I recently had the opportunity to do an Instagram takeover (my first ever!) over on the feed for @braidworkshop. Braid is workshop series and networking community for women by women in Utah. Their Facebook group is a great place to connect with other cool women online and their monthly events are a great place to connect in person. I have really enjoyed all of the events I have attended and the support I have felt through their community of awesome female entrepreneurs.
These tips are things you can do if you are looking to launch a Kickstarter campaign. They will help ensure you successfully reach your funding goal, but will also help you develop your product, build you brand and widen you audience.
Tip # 1 – Kickstarter is not just for men
Sometimes we tell ourselves negative stories that prevent our success. We make up reasons why we will fail before we even start. Don’t let one of those stories in your head be that Kickstarter is not a good place for women to launch products. Women do really well on crowdfunding platforms. In fact, women do better than men!
Although men launch more products using crowdfunding than women, women actually raise more money. The study right HERE backs that up.
There are a lot of reasons why women might be more successful at crowdfunding than men, but I think it’s because women are really great at creating products that solve real world problems. Also, other women want to purchase those same products. Simple as that. Women make great products that other women want. If you a have an idea for a product, you should consider using Kickstarter to fund it.
Tip # 2 – Validate your idea
This one can be a hard pill to swallow for many entrepreneurs because it’s easy assume that if you like your own idea then everyone else will as well. In other words, a good idea will sell itself. Unfortunately, that isn’t always true. It’s important to make sure there is a market for your idea before you spend the time and energy developing it.
Bryce and I recently met someone who spent a lot of money putting together a Kickstarter campaign and launching before finding out if people were interested in purchasing the product. Unfortunately it failed to fund and he was out all the costs of producing the Kickstater campaign.
In order to validate the Ergo Spout, Bryce and I attended several farmer’s markets last summer where we had prototypes available and talked to everyone we could. We asked people if they liked the idea, if they would buy it and even what they would pay for it. The feed back was invaluable and gave us confidence that there was a market for the Ergo Spout.
Tip #3 – Build your audience before you launch
Once you know that there is a market for your product, you need to gather all those people together in an email list. This is important because when you launch a Kickstarter campaign you only have a small window in which to fund. If you gather your audience after you launch, you could be in real trouble. On the other hand, taking the time to build your email list before launch can ensure success.
We built our email list in two ways. First, we asked for emails personally. We did this at the farmer’s markets and at two large home shows in our area. Second, we advertised online. We used Facebook advertising to target the market we thought would be interested and pointed them to a landing page where they could sign up for the mailing list in anticipation of launch.
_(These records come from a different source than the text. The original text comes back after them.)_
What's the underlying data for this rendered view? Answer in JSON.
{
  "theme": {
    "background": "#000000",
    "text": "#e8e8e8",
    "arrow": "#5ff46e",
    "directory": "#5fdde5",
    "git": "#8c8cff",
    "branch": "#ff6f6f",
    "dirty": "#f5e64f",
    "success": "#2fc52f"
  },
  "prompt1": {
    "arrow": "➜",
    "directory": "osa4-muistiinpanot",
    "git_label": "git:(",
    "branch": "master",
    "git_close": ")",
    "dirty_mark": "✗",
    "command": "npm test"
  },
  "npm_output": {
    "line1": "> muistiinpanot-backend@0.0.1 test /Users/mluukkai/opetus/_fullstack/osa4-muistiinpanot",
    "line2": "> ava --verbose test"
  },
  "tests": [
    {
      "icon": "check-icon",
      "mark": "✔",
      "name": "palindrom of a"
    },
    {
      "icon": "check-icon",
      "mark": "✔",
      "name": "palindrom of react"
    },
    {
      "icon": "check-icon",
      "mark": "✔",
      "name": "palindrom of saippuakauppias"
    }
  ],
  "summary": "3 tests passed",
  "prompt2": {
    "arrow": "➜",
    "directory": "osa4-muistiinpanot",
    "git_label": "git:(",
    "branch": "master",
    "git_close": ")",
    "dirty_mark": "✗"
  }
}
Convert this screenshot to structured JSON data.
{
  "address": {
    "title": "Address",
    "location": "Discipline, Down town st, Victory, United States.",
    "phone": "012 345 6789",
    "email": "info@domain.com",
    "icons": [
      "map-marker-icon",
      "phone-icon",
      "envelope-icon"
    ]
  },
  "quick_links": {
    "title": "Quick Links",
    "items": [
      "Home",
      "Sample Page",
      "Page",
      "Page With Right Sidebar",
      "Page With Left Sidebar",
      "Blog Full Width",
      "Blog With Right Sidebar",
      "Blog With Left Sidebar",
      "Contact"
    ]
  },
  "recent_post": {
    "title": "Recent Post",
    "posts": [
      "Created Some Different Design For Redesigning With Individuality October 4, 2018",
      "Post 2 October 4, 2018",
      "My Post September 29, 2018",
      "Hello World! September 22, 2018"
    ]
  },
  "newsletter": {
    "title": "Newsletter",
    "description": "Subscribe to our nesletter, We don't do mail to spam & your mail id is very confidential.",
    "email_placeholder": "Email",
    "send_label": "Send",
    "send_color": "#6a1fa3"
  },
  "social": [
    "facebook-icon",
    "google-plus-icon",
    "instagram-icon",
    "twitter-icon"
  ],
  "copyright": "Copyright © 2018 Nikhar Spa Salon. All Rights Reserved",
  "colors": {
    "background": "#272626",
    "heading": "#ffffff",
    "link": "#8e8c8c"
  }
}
Both were successful for us.
It doesn’t really matter how you build your list, you just need to gather your audience so they are ready for your product when your Kickstarter campaign goes live.
Tip #4 – Know your numbers
There are a lot of numbers in a Kickstarter campaign — funding goal, backers, total amount raised. However, there are 2 numbers that can really affect the outcome of your campaign.
First, shipping. Collecting shipping as part of your Kickstarter campaign is a good idea, but you should understand the consequences. If you don’t collect a sufficient amount for shipping, the difference is an amount you will have to cover yourself. Second, if you collect shipping it will add to the amount of money you raise, but may result in less money to produce your product.
For example, let’s say you need $10,000 to produce your product and set a $10,000 funding goal. Let’s say backers will pay $80 and you charge $20 shipping. Once you hit your $10,000, you have only really raised $8,000 (not counting Kickstarter fees) because $2,000 is for shipping.
The second number to be aware of is marketing costs. In order to promote a Kickstarter campaign you will likely use something like Facebook Ads. There are outside marketing firms that can help run these ads for you, but their fees are anywhere from 15% to 35% of the funds you raise depending on who is paying for the ads. This can really add up. Before you consider an outside ad agency, its best practice to consider your costs of good sold, shipping, fees and other costs to produce and sell your product to make sure that the marketing fees make sense.
I used to wonder how campaigns could raise hundreds of thousands of dollars on Kickstarter and still not have enough to fulfill the rewards for their backers. I now understand; they likely paid for an outside ad agency to run their ads and didn’t have enough left over for production and operations. That’s why it’s so important to know your numbers.
I had a great time sharing these tips on @braidworkshop’s Instagram. If you are interested in launching your own Kickstarter campaign, I hope these tips help you find success.